Work through the data and say how many lines contain "time". The number alone is the answer.

= = = = = = =

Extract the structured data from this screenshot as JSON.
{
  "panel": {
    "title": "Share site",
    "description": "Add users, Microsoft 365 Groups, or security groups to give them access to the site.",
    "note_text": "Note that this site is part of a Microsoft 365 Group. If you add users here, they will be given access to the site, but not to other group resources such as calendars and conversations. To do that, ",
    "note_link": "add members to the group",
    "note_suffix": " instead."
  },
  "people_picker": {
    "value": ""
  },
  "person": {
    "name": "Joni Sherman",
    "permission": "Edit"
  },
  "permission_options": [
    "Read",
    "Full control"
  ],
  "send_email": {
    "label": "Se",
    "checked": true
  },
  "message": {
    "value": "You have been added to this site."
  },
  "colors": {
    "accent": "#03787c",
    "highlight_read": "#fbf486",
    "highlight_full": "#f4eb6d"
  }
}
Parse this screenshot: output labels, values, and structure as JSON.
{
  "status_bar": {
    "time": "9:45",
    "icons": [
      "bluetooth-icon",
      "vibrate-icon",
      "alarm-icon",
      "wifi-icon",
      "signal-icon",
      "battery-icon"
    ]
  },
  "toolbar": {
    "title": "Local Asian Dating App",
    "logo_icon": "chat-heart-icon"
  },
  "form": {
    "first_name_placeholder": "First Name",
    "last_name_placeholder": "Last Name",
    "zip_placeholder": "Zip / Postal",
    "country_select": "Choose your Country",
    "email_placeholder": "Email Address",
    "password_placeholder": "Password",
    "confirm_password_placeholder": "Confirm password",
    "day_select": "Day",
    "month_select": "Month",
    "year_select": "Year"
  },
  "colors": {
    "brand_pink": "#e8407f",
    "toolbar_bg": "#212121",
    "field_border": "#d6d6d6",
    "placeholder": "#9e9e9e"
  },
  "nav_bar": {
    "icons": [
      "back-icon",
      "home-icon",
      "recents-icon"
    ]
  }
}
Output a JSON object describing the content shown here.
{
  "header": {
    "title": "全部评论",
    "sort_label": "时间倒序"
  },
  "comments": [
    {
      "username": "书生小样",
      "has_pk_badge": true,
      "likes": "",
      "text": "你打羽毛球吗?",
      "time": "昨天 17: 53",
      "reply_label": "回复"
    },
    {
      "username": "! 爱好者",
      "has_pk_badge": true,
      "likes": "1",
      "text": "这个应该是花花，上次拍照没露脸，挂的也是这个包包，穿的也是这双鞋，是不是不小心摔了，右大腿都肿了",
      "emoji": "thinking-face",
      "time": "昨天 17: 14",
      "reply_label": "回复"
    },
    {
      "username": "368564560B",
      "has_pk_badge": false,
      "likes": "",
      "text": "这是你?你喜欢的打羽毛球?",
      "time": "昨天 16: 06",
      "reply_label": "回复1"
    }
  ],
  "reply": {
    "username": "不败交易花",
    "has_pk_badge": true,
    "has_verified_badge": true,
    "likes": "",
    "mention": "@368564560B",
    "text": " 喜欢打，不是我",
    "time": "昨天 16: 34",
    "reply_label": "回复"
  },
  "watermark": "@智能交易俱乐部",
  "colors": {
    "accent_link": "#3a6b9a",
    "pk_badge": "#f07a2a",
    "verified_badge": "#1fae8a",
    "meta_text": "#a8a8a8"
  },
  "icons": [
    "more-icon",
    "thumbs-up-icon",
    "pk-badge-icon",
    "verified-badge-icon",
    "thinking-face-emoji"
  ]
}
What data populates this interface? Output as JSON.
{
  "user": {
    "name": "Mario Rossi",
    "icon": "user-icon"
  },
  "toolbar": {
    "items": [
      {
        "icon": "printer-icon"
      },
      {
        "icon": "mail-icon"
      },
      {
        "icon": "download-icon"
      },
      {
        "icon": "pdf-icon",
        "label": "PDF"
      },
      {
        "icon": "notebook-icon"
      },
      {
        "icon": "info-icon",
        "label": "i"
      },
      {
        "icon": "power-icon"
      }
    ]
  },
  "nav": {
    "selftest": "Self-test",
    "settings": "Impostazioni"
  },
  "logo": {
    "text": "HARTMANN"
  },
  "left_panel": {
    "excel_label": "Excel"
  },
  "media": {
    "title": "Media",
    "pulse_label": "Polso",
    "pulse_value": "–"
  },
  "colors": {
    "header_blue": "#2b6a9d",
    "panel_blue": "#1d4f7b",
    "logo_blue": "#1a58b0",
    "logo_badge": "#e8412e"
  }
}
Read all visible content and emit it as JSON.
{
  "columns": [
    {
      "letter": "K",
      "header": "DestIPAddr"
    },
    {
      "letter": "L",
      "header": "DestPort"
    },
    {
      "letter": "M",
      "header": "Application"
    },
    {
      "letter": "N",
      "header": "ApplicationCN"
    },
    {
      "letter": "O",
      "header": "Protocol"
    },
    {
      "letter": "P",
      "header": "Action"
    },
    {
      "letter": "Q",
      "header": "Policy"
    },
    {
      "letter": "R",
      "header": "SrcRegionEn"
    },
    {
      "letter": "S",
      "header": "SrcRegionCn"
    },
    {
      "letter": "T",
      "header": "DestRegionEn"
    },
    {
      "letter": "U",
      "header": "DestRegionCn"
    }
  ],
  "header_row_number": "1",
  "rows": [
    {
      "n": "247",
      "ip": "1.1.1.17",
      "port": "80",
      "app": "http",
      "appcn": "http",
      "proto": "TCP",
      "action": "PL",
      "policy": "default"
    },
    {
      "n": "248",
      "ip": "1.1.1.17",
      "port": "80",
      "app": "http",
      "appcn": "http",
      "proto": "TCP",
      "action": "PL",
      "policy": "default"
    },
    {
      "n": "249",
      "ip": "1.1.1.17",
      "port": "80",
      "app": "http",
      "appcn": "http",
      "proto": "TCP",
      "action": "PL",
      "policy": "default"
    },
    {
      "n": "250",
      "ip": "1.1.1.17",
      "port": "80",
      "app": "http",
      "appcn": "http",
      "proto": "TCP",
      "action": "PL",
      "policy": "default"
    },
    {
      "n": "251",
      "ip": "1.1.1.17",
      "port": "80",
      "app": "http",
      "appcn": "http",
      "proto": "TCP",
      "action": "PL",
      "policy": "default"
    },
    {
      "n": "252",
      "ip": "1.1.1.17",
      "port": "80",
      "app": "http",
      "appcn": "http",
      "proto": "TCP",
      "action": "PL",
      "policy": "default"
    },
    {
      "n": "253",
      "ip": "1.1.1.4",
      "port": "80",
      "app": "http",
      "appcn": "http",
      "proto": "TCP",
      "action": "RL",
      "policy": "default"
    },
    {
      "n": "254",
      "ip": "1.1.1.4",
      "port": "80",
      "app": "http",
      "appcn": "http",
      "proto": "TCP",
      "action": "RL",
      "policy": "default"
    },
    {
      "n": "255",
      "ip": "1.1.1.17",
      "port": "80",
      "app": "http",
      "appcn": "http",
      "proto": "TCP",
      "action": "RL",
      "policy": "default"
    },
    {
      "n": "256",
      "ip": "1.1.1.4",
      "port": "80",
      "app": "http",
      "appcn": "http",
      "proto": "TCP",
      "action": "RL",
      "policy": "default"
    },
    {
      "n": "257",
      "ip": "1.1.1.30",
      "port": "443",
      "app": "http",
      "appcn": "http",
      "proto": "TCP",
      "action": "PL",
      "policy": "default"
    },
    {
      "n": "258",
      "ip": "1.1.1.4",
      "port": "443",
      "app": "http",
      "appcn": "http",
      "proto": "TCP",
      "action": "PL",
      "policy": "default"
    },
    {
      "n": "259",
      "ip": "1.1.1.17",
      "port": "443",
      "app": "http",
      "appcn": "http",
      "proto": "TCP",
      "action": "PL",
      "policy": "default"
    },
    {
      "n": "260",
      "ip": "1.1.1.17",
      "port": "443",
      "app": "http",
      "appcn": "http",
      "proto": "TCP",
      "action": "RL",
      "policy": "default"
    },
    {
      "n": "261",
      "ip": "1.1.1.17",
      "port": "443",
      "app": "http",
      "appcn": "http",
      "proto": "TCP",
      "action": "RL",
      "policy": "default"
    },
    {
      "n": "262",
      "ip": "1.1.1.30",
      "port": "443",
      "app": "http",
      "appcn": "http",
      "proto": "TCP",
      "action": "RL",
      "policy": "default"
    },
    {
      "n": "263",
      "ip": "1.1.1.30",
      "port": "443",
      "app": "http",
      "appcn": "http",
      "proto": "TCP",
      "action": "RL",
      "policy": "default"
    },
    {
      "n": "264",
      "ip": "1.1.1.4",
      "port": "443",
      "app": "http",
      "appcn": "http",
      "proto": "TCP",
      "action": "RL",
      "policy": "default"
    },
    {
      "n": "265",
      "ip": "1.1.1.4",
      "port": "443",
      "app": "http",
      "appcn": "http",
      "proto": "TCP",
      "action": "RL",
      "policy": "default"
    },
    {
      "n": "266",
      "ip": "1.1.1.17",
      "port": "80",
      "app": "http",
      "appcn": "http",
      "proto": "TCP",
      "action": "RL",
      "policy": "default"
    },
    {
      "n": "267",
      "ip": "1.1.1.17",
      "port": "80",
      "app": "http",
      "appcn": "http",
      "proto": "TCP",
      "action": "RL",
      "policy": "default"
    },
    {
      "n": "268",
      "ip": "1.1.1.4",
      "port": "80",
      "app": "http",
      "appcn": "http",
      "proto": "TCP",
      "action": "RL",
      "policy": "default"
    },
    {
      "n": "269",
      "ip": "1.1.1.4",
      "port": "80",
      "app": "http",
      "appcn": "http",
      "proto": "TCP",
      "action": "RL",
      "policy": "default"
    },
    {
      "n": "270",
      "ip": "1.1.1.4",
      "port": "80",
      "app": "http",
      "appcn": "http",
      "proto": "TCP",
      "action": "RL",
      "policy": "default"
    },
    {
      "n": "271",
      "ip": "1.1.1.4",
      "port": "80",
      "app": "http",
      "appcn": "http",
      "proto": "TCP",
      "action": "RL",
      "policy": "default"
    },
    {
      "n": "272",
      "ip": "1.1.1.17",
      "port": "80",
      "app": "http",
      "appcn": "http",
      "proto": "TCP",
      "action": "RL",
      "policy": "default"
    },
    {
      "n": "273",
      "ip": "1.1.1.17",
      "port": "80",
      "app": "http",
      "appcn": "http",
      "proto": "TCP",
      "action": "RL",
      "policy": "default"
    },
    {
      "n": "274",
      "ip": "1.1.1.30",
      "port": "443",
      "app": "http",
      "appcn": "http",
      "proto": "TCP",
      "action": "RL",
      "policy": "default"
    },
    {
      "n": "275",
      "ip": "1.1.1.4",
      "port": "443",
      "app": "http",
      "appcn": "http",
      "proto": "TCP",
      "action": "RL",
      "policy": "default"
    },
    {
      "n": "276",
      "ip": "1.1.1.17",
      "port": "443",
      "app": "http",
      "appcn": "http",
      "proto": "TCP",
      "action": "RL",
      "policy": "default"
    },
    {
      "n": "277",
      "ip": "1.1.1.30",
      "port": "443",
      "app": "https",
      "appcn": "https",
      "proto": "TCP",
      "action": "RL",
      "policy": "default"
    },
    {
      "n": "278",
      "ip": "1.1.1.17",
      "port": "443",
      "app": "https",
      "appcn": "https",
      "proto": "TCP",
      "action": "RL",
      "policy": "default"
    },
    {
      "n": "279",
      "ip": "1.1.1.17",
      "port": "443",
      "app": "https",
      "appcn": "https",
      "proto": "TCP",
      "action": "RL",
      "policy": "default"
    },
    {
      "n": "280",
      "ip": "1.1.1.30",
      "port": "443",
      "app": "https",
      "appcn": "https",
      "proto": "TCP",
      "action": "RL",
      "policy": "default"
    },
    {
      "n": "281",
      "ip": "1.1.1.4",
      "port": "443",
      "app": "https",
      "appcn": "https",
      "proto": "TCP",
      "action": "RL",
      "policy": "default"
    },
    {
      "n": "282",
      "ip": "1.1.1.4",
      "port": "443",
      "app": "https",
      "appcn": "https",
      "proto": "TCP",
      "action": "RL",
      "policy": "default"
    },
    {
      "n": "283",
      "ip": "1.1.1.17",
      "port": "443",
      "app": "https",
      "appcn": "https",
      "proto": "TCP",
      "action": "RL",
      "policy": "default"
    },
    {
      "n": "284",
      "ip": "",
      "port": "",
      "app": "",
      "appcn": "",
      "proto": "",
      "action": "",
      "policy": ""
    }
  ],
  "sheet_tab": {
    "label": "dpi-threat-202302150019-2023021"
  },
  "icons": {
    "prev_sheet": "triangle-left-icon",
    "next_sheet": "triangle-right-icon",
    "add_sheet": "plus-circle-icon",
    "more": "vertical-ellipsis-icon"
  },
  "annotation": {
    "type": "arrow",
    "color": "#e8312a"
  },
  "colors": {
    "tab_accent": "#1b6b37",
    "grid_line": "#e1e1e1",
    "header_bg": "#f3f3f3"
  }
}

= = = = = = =

# Output for this task
5